» DESCRIPTION OF THE TASK
In the records, find every line with the word "chucha" and copy it out.

Dataset rows describing interfaces
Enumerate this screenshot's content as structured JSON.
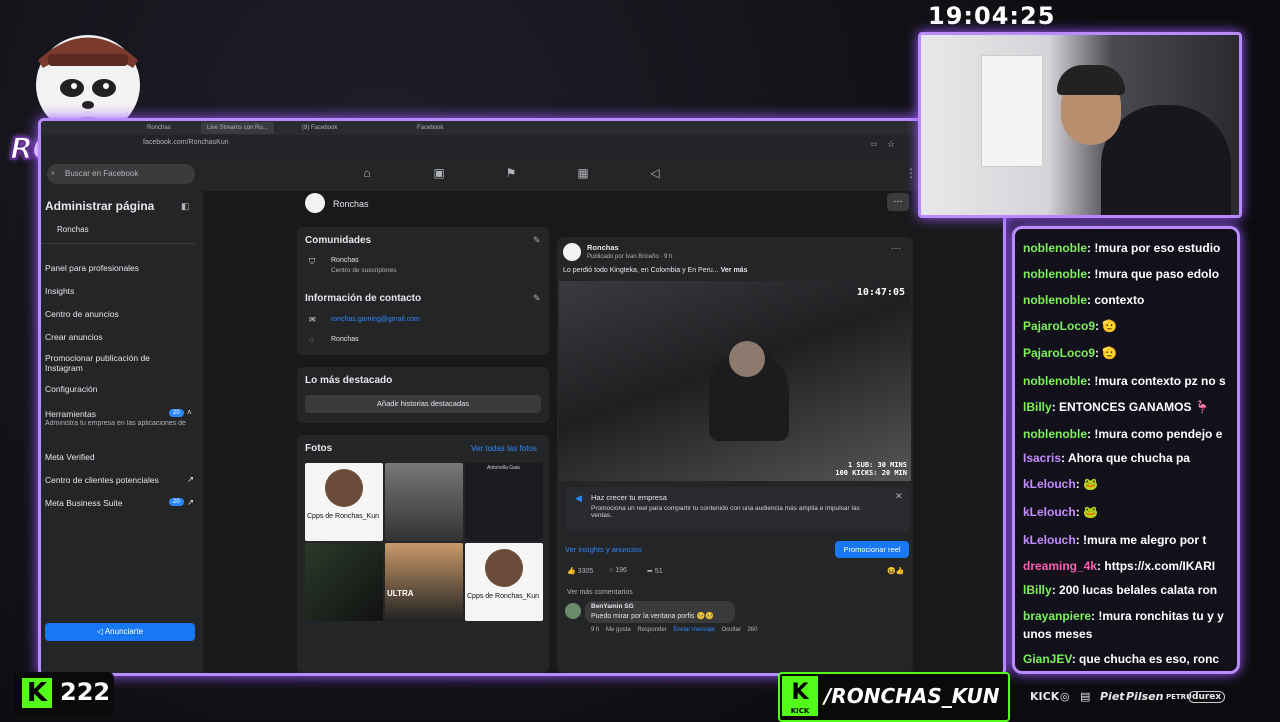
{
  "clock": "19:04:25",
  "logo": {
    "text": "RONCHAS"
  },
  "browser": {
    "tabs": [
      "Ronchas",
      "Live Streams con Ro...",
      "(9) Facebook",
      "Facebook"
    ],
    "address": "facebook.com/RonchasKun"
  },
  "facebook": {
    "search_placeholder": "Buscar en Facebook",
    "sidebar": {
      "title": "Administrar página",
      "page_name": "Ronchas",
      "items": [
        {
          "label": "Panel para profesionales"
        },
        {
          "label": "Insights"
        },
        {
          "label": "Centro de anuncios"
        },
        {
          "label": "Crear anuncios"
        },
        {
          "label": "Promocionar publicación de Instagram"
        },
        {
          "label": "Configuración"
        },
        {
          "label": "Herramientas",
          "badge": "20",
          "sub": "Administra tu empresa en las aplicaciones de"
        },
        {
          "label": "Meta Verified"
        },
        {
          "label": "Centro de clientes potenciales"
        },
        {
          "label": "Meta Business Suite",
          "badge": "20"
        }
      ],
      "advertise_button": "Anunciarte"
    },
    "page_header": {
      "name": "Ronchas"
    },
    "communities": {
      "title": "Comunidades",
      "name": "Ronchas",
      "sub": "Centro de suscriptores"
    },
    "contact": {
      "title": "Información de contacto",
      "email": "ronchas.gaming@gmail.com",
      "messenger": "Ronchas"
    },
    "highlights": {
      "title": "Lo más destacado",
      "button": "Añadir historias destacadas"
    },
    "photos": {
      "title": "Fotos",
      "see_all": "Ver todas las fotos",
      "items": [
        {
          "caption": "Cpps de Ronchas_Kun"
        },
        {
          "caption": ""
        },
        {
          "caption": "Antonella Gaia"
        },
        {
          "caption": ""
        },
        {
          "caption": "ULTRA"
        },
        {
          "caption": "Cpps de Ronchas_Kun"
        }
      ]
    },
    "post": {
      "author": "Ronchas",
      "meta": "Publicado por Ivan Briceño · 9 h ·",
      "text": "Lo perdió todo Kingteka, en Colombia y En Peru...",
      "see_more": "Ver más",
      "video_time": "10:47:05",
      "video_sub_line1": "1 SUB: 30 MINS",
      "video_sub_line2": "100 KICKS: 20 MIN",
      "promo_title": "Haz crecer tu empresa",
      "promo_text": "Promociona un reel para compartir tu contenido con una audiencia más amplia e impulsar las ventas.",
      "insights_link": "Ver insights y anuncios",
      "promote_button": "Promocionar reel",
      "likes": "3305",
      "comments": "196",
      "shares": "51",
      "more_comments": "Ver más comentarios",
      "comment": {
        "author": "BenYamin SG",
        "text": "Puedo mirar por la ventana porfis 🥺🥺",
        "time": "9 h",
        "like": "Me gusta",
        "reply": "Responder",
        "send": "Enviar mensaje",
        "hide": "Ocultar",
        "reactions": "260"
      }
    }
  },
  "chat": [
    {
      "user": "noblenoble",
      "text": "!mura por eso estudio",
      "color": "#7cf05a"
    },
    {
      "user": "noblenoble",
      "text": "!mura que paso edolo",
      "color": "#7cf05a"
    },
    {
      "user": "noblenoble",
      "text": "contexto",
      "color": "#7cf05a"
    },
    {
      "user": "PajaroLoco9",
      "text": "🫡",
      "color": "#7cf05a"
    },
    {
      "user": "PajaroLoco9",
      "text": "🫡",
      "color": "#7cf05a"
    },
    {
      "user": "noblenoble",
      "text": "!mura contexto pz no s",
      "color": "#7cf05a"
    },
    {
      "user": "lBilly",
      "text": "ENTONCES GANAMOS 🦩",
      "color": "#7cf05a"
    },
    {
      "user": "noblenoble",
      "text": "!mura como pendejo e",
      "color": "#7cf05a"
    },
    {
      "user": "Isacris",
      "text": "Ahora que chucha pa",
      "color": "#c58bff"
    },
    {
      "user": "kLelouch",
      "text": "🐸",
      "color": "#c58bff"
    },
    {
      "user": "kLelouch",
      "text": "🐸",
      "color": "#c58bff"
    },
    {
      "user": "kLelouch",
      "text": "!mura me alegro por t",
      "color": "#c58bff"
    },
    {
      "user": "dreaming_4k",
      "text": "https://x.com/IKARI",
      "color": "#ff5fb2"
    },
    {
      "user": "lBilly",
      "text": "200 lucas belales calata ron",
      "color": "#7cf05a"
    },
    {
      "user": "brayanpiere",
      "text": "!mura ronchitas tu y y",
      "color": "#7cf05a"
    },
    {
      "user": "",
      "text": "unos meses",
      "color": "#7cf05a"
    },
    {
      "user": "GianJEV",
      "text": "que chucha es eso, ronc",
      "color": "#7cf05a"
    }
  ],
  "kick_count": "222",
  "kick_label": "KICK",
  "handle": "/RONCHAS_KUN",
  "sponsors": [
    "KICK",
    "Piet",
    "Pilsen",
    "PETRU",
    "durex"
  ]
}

» TASK SOLUTION
      "text": "Ahora que chucha pa",
      "text": "que chucha es eso, ronc",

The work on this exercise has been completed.